When the St. Louis City Planning & Urban Design Agency’s Planning Commission meets to consider rezoning, it looks like this: ACTION ITEMS: Zoning: PDA-070-16-REZ – 1315-39 S. Grand Blvd. & 3632 Rutger St. (CB 2178), 3656 Hickory St. (CB 2181.06) & 1101 & 1121-27 S. Grand Blvd. & 1126 Motard Ave. (CB 2180) – Rezone “H” or “C” to “J” – Tiffany Neighborhood.
That’s pretty exciting stuff. Area commercial and multi-family residential is being changed to industrial zoning! So it’s just one more step toward the realization of the SSM-Saint Louis University hospital, but the new $550M hospital facility will transform this corner of St. Louis City. And a little more than re-zoning was revealed at last night’s Planning Commission meeting.
A representative of SSM Health stated that while no decision has been finalized, it is “highly likely” that 15-story French Gothic Revival Desloge tower will be converted to office space. This is another step toward alleviating fears that the historic landmark could be lost. The site plan offered is the same we reported in June, though a three-dimensional image adds some detail. The project is being designed by The Lawrence Group of St. Louis in partnership with Hammel, Green and Abrahamson (HGA).
Current plans call for a 10-story T-shape hospital tower, with a four-story ambulatory care center extending east and fronting Grand Boulevard. A “West Pavilion” and helipads sit to the west. To the north, Hickory Street would be vacated, and a new Lasalle Street introduced. A two-part, 1,000-space parking garage would abut Lasalle, with retail shown wrapping the east end and south edge. In June we learned that the hospital is planned to include 316-beds and total 802K sf and is scheduled to be completed in 2020.
The image is a massing plan and no architectural detail is present. The re-zoning decision does not address the site plan or massing. The image does show the remaining Pevely building still standing at the corner of Chouteau and Grand.

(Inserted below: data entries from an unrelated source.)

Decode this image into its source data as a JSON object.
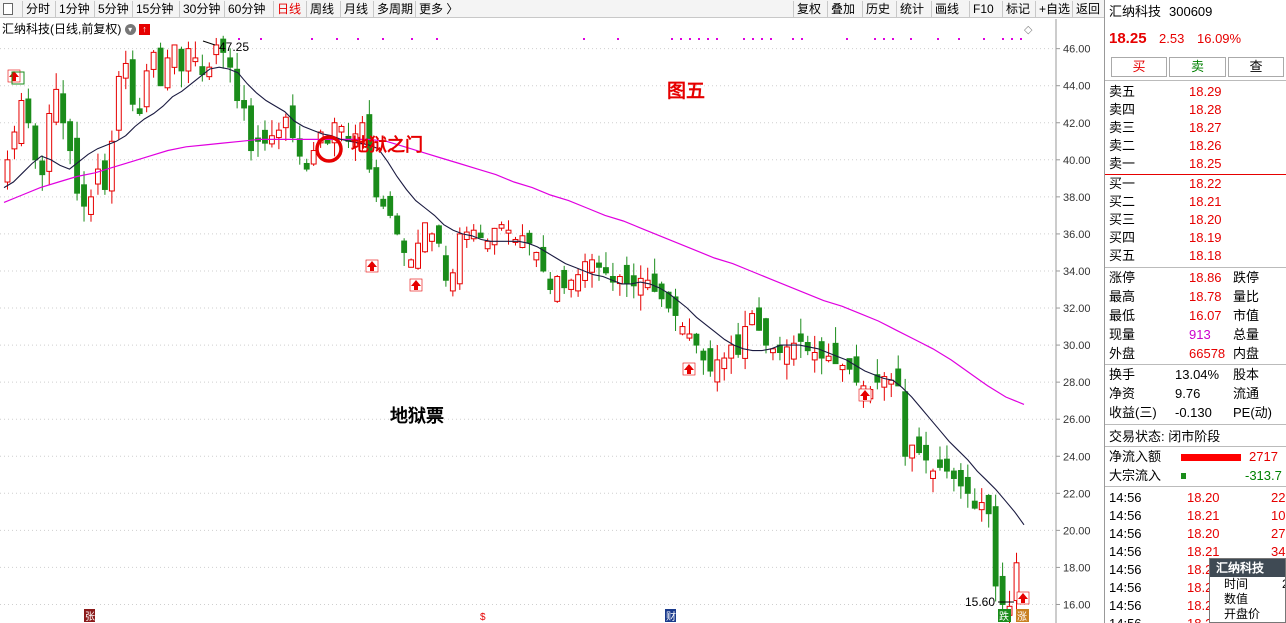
{
  "toolbar": {
    "left": [
      "分时",
      "1分钟",
      "5分钟",
      "15分钟",
      "30分钟",
      "60分钟",
      "日线",
      "周线",
      "月线",
      "多周期",
      "更多 〉"
    ],
    "right": [
      "复权",
      "叠加",
      "历史",
      "统计",
      "画线",
      "F10",
      "标记",
      "+自选",
      "返回"
    ],
    "active": "日线"
  },
  "chart": {
    "title": "汇纳科技(日线,前复权)",
    "high_label": "47.25",
    "low_label": "15.60",
    "annotations": {
      "fig": "图五",
      "gate": "地狱之门",
      "stock": "地狱票"
    },
    "bottom_markers": [
      "张",
      "$",
      "财"
    ],
    "badge_up": "涨",
    "badge_down": "跌",
    "colors": {
      "up": "#e60000",
      "down": "#1a8c1a",
      "ma_short": "#1a1a40",
      "ma_long": "#e000e0",
      "annotation": "#e60000"
    }
  },
  "chart_data": {
    "type": "candlestick",
    "ylim": [
      15.0,
      47.6
    ],
    "yticks": [
      "46.00",
      "44.00",
      "42.00",
      "40.00",
      "38.00",
      "36.00",
      "34.00",
      "32.00",
      "30.00",
      "28.00",
      "26.00",
      "24.00",
      "22.00",
      "20.00",
      "18.00",
      "16.00"
    ],
    "count": 146,
    "close": [
      40.0,
      41.5,
      43.2,
      42.0,
      40.0,
      39.2,
      42.5,
      43.8,
      42.0,
      40.5,
      38.2,
      37.5,
      38.0,
      39.5,
      38.4,
      41.0,
      44.5,
      45.2,
      43.0,
      42.5,
      44.8,
      45.8,
      44.0,
      45.5,
      46.2,
      44.8,
      46.0,
      45.5,
      44.6,
      45.0,
      46.2,
      45.8,
      45.0,
      43.2,
      42.8,
      40.5,
      41.0,
      40.9,
      41.3,
      41.6,
      42.3,
      41.2,
      40.2,
      39.5,
      40.5,
      41.5,
      40.9,
      42.0,
      41.8,
      41.0,
      41.4,
      42.0,
      39.5,
      38.0,
      37.5,
      37.0,
      36.0,
      35.0,
      34.6,
      35.5,
      36.6,
      36.0,
      35.5,
      33.5,
      33.9,
      36.0,
      36.1,
      36.2,
      35.8,
      35.6,
      36.3,
      36.5,
      36.2,
      35.7,
      35.9,
      35.5,
      35.0,
      34.0,
      33.0,
      33.7,
      33.1,
      33.5,
      33.8,
      34.5,
      34.6,
      34.2,
      33.9,
      33.4,
      33.7,
      33.3,
      33.2,
      33.6,
      33.5,
      32.9,
      32.5,
      32.0,
      31.6,
      31.0,
      30.6,
      30.0,
      29.2,
      28.6,
      29.2,
      29.3,
      30.0,
      29.5,
      31.0,
      31.7,
      30.8,
      30.0,
      29.8,
      29.6,
      29.9,
      30.1,
      30.2,
      29.7,
      29.6,
      29.3,
      29.4,
      29.0,
      28.9,
      28.7,
      28.0,
      27.8,
      27.6,
      28.0,
      28.3,
      28.1,
      27.8,
      24.0,
      24.6,
      24.2,
      23.8,
      23.2,
      23.4,
      23.2,
      22.8,
      22.4,
      22.0,
      21.2,
      21.5,
      20.9,
      17.0,
      16.0,
      15.9,
      18.25
    ],
    "ma_short": [
      38.5,
      38.8,
      39.3,
      39.8,
      40.2,
      40.0,
      39.7,
      39.5,
      39.9,
      40.3,
      40.6,
      40.8,
      41.0,
      41.3,
      41.8,
      42.2,
      42.5,
      42.9,
      43.4,
      43.7,
      44.1,
      44.5,
      44.9,
      45.0,
      44.9,
      44.7,
      44.1,
      43.6,
      43.2,
      42.9,
      42.6,
      42.1,
      41.8,
      41.6,
      41.4,
      41.3,
      41.1,
      41.0,
      40.9,
      40.8,
      40.6,
      39.9,
      39.1,
      38.4,
      37.8,
      37.4,
      37.0,
      36.5,
      36.2,
      36.0,
      35.9,
      35.7,
      35.6,
      35.6,
      35.6,
      35.6,
      35.5,
      35.3,
      35.0,
      34.7,
      34.4,
      34.2,
      34.0,
      33.8,
      33.7,
      33.5,
      33.3,
      33.3,
      33.4,
      33.3,
      33.1,
      32.8,
      32.4,
      32.0,
      31.5,
      31.1,
      30.7,
      30.3,
      30.0,
      29.8,
      29.7,
      29.7,
      29.8,
      30.0,
      30.0,
      30.0,
      29.9,
      29.8,
      29.6,
      29.4,
      29.2,
      28.9,
      28.6,
      28.4,
      28.2,
      28.1,
      27.7,
      27.2,
      26.6,
      26.0,
      25.4,
      24.8,
      24.3,
      23.8,
      23.2,
      22.7,
      22.2,
      21.6,
      21.0,
      20.3
    ],
    "ma_long": [
      37.7,
      38.1,
      38.5,
      38.8,
      39.1,
      39.3,
      39.6,
      39.9,
      40.2,
      40.5,
      40.7,
      40.8,
      40.9,
      41.0,
      41.1,
      41.1,
      41.1,
      41.1,
      41.1,
      41.1,
      41.1,
      41.0,
      40.7,
      40.4,
      40.1,
      39.8,
      39.5,
      39.2,
      38.8,
      38.5,
      38.1,
      37.8,
      37.4,
      37.0,
      36.7,
      36.3,
      35.9,
      35.5,
      35.1,
      34.7,
      34.4,
      34.0,
      33.6,
      33.2,
      32.8,
      32.4,
      32.1,
      31.7,
      31.3,
      30.8,
      30.3,
      29.8,
      29.2,
      28.5,
      27.8,
      27.2,
      26.8
    ]
  },
  "quote": {
    "name": "汇纳科技",
    "code": "300609",
    "price": "18.25",
    "change": "2.53",
    "pct": "16.09%",
    "buy_label": "买",
    "sell_label": "卖",
    "query_label": "查",
    "sells": [
      {
        "label": "卖五",
        "price": "18.29"
      },
      {
        "label": "卖四",
        "price": "18.28"
      },
      {
        "label": "卖三",
        "price": "18.27"
      },
      {
        "label": "卖二",
        "price": "18.26"
      },
      {
        "label": "卖一",
        "price": "18.25"
      }
    ],
    "buys": [
      {
        "label": "买一",
        "price": "18.22"
      },
      {
        "label": "买二",
        "price": "18.21"
      },
      {
        "label": "买三",
        "price": "18.20"
      },
      {
        "label": "买四",
        "price": "18.19"
      },
      {
        "label": "买五",
        "price": "18.18"
      }
    ],
    "stats": [
      {
        "l": "涨停",
        "v": "18.86",
        "l2": "跌停",
        "c": "red"
      },
      {
        "l": "最高",
        "v": "18.78",
        "l2": "量比",
        "c": "red"
      },
      {
        "l": "最低",
        "v": "16.07",
        "l2": "市值",
        "c": "red"
      },
      {
        "l": "现量",
        "v": "913",
        "l2": "总量",
        "c": "magenta"
      },
      {
        "l": "外盘",
        "v": "66578",
        "l2": "内盘",
        "c": "red"
      }
    ],
    "stats2": [
      {
        "l": "换手",
        "v": "13.04%",
        "l2": "股本"
      },
      {
        "l": "净资",
        "v": "9.76",
        "l2": "流通"
      },
      {
        "l": "收益(三)",
        "v": "-0.130",
        "l2": "PE(动)"
      }
    ],
    "status_label": "交易状态: 闭市阶段",
    "netflow_label": "净流入额",
    "netflow_val": "2717",
    "bigflow_label": "大宗流入",
    "bigflow_val": "-313.7",
    "ticks": [
      {
        "t": "14:56",
        "p": "18.20",
        "v": "22"
      },
      {
        "t": "14:56",
        "p": "18.21",
        "v": "10"
      },
      {
        "t": "14:56",
        "p": "18.20",
        "v": "27"
      },
      {
        "t": "14:56",
        "p": "18.21",
        "v": "34"
      },
      {
        "t": "14:56",
        "p": "18.2",
        "v": ""
      },
      {
        "t": "14:56",
        "p": "18.2",
        "v": ""
      },
      {
        "t": "14:56",
        "p": "18.2",
        "v": ""
      },
      {
        "t": "14:56",
        "p": "18.2",
        "v": ""
      }
    ]
  },
  "tooltip": {
    "title": "汇纳科技",
    "rows": [
      {
        "l": "时间",
        "v": "2"
      },
      {
        "l": "数值",
        "v": ""
      },
      {
        "l": "开盘价",
        "v": ""
      }
    ]
  }
}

While we have heard rumors that the building is being examined for possible redevelopment, its presence is not indicitive of anything in particular.
From our earlier reporting: SSM/SLU Announce $550M Medical Center Moving Forward, Share Site Plan
In a message to faculty, staff, and students today, Saint Louis University President Fred Pestello unveiled additional details, including a site plan for the SLU/SSM $550M academic medical center. The massive project was first reported on nextSTL last June. As previously reported, the project will be built immediately north of Desloge Tower and the existing hospital. The fate of Desloge Tower has still not been determined.
Pestello shared that the 316-bed, 802K sf project has completed the general scope and conceptual design stage and that specifics continued to be determined. He also stated that the project “furthers the progress of the SLU campus master planning initiative, which includes redevelopment of SLU-owned property to the north of these new SSM facilities.” The project is scheduled to be completed by late 2020.
Last year, Saint Louis University purchased the hospital from Tenet Healthcare, which has owned the facility since 1998, when it was purchased from the school. SLU then contribute the hospital to SSM in exchange for a minority membership interest. That deal became official September 1, 2016, allowing for planning on this project to proceed. Selected to design the project were The Lawrence Group in partnership with Hammel, Green and Abrahamson (HGA).
The fate of the land north of the existing hospital and Chouteau Avenue, and even further north, has been highly anticipated since the university’s purchase and request for demolition of the Pevely Dairy complex in 2011. Ultimately, the school was allowed to demolish the majority of the complex, leaving just the corner building. Virtually nothing has changed on the site since then.
Continue reading: SSM/SLU Announce $550M Medical Center Moving Forward, Share Site Plan
The site of the future hospital was largely demolished years ago:
In 2011, the following site plan and rendering were offered SLU, arguing that the corner of Grand and Chouteau needed to be cleared for a new healthcare center: